EXERCISE OBJECTIVE> Would you return every line of the listing below that has "litros" in it?

RECORDS SHOWN>
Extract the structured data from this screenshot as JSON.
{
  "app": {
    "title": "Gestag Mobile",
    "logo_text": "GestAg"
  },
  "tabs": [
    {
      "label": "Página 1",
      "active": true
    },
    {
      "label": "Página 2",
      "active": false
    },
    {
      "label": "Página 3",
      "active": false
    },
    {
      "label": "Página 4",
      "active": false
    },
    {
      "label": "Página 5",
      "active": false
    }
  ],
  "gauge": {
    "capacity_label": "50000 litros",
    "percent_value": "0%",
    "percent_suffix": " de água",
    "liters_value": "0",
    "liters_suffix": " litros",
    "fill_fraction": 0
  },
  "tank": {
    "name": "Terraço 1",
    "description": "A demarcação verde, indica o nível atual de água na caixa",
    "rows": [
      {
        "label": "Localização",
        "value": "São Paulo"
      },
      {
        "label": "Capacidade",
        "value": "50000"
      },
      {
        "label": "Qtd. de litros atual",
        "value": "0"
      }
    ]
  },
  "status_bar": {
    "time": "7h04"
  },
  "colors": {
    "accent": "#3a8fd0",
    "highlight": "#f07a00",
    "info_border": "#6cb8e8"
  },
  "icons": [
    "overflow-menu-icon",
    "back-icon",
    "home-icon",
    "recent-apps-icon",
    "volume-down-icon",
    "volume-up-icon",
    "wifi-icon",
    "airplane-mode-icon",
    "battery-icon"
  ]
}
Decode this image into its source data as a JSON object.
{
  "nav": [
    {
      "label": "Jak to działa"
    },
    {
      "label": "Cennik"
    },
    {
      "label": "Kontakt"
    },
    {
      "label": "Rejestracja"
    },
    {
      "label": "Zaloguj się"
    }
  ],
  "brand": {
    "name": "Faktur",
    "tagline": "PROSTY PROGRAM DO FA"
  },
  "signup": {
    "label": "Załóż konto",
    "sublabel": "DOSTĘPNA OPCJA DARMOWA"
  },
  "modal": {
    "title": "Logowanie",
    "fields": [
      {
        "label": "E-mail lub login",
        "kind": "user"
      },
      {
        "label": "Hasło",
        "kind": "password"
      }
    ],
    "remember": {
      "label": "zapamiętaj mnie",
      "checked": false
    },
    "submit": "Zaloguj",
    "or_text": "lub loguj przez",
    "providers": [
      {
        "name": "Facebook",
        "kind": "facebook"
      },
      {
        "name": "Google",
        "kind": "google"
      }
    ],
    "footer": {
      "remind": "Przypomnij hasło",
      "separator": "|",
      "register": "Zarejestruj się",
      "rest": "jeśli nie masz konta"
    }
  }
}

TASK OUTPUT>
    "capacity_label": "50000 litros",
    "liters_suffix": " litros",
        "label": "Qtd. de litros atual",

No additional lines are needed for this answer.